X:1 T:Cup of Tea, The M:C L:1/8 R:Reel B:Stephen Grier music manuscript collection (Book 2, c. 1883, No. 181) B: http://grier.itma.ie/book-two#?c=0&m=0&s=0&cv=37&z=283.4736%2C301.2192%2C2139.6415%2C925.9929 N:Stephen Grier (c. 1824-1894) was a piper and fiddler from N:Newpark, Bohey, Gortletteragh, south Co. Leitrim. Z:AK/Fiddler’s Companion K:Emin BAGF GEEF|GEBE GEEc|BAGF GABc|dABG FD D2:| F|E2 eg fdec|dBAF BEED|E2 eg fdec|dBAG FDDF| D2 eg fdec|dBAF BE E2|gfef gfge|dBAG FD D2||

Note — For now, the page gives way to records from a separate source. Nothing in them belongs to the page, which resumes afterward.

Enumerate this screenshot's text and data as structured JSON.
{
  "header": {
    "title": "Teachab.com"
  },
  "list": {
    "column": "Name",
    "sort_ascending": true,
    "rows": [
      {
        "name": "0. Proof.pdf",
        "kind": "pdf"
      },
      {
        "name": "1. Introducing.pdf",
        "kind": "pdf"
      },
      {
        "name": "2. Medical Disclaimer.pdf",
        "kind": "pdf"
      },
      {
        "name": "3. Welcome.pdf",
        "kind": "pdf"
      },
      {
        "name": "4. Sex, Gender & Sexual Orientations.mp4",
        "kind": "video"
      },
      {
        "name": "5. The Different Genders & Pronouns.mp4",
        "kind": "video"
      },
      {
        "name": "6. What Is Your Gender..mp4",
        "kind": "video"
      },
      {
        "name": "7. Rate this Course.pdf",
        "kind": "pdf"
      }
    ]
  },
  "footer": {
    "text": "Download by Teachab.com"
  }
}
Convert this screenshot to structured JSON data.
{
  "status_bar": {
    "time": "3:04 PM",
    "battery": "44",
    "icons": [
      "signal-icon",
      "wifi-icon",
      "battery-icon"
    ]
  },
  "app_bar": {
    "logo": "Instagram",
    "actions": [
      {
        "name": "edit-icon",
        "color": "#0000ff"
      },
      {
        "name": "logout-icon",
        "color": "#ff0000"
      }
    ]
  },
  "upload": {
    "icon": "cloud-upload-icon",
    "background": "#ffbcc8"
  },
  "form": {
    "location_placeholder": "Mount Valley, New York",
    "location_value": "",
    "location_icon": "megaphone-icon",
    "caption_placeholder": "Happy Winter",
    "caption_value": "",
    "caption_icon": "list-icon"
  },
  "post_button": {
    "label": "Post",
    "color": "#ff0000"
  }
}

CUP OF TEA , THE (An Cupán Tae). AKA and see "Unfortunate Cup of Tea," "Green Cup of Tea (The)," "Mayobridge." Irish, Reel. E Dorian ('A' part) & D Major ('B' and 'C' parts): A Minor (Robbins). Standard tuning (fiddle). AB (O'Connor): ABB (Breathnach, Feldman & O'Doherty): ABC (O'Neill): ABBCC (Mitchell): AABBCC (Alewine, Mallinson, Miller & Perron): AABB'CC (Harker/Rafferty). "The Cup of Tea" has been a popular reel in Irish sessions for decades. As "Unfortunate Cup of Tea," a rather truncated version of the melody appears in P.M. Haverty's Three Hundred Irish Airs (New York, 1858–1859), although in modern times the title is usually simply "Cup of Tea" and the tune is greatly developed over the Haverty version. The tune was often played by Seamus Ennis, who called it "The Sweet Cup of Tea" which he said was a code phrase for tea spiked with whiskey or poitin.
County Leitrim fiddler and piper Stephen Grier included "Cup of Tea" in Book 2 of his large c. 1883 music manuscript collection. In northern Ireland parts of the tune are played AABBC. See also Canon James Goodman's "Lisburn Lasses (3) (The)," which is the second and third strain of O'Neill's "Cup of Tea" with parts reversed.